Plate tectonics is not directly mentioned in the Bible, but Genesis 1:9–10 suggests that all of the land was once connected, whereas the continents are now separated. The catastrophic plate tectonics model and continental sprint during the Flood can explain this.
We have a reasonable picture of what happened at the catastrophic initiation of the Flood. Huge plumes of molten rock blasted the underside of the earth’s crust like massive blow-torches. Eventually the crust was ripped apart, and steam and molten rock burst forth. The supercontinent collapsed.
In the middle of the Ethiopian desert, a 35-mile-long gash cuts through the earth, the product of tectonic activity in 2005. The speed with which the Ethiopian rift appeared is a suggestion of just how rapidly tectonic events may occur on earth now.
The biblical worldview changes how you see everything, even a “paradise” like Hawaii.
The world that we see today is not the one that existed in Noah’s day.
Did the continents drift apart in the days of Peleg as a result of God dividing and separating the continents?
How could a massive, global flood be triggered? Do plate tectonics provide a valid mechanism? Geologist Andrew Snelling answers.
Smithsonian’s account of tectonic history is significantly short-sighted.
Diamond data testifies to tectonic history—or does it?
Because of the enormous explanatory and predictive success of the plate tectonics model, we feel that at least some portion of plate tectonics theory should be incorporated into the creation model.
When you look at a globe, have you ever thought that the earth looks cracked? Or, maybe the continents have reminded you of a giant jigsaw puzzle.
More information is provided from the ocean floor on the uniformitarian assumptions that undergird his belief in plate tectonics.
Any serious model for the Genesis Flood must account for the massive tectonic changes evident in the geological record since the point in that record where metazoan fossils first appear.
Baumgardner’s model is elegant, but contains many problems. The most serious seems to be assuming plate tectonics has been proven and too much uniformitarianism.
Michael Oard’s first contribution in this forum lays out a valid criticism of uniformitarian plate tectonics—namely the quantity and character of the sediments in the deep ocean trenches.
Catastrophic plate tectonics seems to be sped-up plate tectonics, a paradigm assumed too quickly and with many uniformitarian assumptions, including ‘precise’ radiometric and fossil dates.
We publish here six articles that address catastrophic plate tectonics as a framework for Biblical Earth history.
When one examines Michael Oard’s own alternative explanations for the tectonic features of the Earth, it should be plain he is not concerned with serious alternatives to the paradigm he is attacking.
This bias against the plate tectonics paradigm has developed after examining the paradigm for 25 years.
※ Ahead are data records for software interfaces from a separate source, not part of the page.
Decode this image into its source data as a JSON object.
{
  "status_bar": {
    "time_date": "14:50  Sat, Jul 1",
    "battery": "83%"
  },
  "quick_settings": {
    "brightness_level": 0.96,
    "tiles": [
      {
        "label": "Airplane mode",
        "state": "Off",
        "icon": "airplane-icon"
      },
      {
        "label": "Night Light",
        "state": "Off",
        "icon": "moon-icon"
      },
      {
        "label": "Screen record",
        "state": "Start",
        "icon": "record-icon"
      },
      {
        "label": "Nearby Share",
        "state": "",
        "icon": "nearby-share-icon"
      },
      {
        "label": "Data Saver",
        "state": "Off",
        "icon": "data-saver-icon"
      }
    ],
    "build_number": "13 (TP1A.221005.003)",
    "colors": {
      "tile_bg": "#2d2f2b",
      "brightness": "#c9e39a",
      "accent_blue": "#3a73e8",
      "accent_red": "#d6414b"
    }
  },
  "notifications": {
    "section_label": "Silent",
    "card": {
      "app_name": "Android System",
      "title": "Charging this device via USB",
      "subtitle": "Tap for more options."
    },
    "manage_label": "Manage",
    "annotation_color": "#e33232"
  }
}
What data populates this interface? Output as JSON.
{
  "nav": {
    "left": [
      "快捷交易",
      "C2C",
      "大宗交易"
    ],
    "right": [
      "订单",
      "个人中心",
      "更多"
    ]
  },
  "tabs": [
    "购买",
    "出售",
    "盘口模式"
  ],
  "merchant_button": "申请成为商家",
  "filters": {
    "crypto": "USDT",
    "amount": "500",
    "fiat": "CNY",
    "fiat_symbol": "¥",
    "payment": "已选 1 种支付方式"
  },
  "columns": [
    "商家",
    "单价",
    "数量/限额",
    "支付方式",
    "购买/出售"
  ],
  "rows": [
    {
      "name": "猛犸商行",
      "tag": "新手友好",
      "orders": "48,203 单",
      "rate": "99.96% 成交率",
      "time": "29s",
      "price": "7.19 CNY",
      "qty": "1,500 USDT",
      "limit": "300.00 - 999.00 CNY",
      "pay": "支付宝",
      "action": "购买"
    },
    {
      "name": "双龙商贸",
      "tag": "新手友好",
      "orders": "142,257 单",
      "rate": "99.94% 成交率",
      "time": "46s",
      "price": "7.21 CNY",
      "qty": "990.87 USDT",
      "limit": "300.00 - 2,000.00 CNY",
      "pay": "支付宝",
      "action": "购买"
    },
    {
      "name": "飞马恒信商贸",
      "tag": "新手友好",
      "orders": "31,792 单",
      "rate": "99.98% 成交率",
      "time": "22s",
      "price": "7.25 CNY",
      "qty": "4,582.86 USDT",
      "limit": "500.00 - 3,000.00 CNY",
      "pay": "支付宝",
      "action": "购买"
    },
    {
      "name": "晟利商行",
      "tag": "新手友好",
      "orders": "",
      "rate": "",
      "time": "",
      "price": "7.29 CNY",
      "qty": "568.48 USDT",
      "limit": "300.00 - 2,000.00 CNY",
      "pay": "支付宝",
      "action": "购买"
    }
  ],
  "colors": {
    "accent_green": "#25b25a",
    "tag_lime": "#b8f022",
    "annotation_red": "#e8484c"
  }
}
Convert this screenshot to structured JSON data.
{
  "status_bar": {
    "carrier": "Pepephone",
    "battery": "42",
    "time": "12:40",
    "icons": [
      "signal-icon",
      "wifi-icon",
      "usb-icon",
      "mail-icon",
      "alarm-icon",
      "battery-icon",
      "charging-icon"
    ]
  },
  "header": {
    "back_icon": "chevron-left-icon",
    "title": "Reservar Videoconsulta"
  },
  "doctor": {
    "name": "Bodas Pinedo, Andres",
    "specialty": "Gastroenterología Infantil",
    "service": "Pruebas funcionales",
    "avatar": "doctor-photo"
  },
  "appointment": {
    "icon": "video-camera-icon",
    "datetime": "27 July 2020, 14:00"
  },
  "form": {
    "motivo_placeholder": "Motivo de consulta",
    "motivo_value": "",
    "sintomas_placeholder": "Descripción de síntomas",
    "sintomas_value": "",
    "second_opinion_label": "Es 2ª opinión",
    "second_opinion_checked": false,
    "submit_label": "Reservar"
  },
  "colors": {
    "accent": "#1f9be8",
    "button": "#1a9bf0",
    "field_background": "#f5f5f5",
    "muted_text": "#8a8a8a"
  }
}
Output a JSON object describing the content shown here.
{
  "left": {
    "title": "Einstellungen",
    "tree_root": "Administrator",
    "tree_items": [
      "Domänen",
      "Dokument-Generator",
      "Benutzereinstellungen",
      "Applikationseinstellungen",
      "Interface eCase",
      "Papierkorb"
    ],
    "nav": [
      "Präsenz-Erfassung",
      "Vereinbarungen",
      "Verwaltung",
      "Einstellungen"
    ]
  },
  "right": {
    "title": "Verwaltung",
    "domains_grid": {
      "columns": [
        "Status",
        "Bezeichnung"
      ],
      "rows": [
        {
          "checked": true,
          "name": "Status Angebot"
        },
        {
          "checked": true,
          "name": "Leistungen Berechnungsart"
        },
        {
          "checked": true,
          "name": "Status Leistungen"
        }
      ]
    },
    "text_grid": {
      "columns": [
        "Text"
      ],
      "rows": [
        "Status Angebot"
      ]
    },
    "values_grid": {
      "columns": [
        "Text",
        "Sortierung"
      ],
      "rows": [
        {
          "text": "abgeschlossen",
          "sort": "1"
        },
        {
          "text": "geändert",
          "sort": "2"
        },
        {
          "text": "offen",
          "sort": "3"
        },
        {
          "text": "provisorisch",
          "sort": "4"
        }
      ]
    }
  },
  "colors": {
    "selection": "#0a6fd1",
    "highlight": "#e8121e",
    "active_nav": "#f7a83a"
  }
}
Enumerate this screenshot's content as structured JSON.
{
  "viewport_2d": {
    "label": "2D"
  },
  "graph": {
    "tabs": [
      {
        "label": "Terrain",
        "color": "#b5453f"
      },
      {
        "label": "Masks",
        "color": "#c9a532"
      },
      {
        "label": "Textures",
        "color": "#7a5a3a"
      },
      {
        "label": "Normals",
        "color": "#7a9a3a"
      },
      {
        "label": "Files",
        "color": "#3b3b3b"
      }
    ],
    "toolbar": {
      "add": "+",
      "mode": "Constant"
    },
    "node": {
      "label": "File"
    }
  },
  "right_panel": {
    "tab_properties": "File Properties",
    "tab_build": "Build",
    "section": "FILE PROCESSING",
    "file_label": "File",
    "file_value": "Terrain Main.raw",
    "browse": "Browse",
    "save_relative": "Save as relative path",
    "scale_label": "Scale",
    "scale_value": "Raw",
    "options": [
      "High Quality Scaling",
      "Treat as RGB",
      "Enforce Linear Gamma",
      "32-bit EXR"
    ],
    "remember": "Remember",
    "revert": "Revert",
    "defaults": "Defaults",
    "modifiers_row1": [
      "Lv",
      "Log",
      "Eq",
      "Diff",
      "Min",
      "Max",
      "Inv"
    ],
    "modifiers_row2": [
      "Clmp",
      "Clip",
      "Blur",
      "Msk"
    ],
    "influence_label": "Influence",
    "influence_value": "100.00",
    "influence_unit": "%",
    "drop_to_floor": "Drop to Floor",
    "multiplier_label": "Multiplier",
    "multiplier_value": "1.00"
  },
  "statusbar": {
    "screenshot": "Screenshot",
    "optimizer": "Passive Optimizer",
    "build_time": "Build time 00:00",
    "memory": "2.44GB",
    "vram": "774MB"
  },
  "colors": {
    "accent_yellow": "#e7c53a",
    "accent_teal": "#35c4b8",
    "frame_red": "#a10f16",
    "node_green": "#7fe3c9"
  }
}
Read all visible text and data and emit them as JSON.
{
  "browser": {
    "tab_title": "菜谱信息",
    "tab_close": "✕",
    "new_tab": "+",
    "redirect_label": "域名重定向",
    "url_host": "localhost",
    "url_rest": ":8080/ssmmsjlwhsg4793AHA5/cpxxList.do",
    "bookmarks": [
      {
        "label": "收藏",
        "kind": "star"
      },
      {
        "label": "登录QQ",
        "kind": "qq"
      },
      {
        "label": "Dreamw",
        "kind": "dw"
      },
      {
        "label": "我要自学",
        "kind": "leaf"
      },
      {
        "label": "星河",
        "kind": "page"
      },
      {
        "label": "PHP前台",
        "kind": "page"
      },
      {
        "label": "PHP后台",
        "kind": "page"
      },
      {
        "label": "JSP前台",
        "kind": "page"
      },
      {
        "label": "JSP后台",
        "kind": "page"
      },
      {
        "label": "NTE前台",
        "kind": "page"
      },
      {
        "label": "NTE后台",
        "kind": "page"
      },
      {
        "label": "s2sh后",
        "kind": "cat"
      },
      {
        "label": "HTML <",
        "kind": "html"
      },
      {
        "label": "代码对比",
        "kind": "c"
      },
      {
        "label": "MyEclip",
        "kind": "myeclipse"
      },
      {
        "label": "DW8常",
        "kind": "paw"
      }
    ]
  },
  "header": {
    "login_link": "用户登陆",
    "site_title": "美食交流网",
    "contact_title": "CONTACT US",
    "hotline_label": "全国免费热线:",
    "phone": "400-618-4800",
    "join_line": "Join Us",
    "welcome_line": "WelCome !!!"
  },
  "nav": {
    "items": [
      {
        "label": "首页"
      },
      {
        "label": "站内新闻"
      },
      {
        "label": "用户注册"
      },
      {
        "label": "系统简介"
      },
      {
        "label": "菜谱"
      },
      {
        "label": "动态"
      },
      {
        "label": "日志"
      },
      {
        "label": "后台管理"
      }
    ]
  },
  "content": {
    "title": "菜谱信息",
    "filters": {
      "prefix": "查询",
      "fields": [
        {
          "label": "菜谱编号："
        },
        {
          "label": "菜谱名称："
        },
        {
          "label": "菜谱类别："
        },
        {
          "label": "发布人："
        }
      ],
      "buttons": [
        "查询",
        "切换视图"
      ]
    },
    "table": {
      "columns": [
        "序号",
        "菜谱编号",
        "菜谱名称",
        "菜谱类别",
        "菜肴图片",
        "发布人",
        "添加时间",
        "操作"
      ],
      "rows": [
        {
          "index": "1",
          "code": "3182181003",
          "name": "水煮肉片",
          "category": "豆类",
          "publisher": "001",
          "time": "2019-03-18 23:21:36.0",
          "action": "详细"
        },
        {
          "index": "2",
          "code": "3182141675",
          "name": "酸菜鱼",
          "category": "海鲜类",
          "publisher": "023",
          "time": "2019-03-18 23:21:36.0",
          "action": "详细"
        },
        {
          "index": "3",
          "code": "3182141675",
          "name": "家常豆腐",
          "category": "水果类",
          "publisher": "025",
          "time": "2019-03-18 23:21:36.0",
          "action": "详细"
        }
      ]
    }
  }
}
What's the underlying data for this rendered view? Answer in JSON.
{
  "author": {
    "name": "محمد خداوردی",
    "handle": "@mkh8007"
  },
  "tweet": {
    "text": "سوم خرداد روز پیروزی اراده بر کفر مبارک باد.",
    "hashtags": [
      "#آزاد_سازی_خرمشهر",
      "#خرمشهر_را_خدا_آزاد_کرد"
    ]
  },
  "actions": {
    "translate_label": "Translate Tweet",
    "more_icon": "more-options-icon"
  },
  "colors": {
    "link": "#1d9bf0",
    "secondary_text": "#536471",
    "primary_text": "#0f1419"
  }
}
I find many serious problems with it that I have recently catalogued.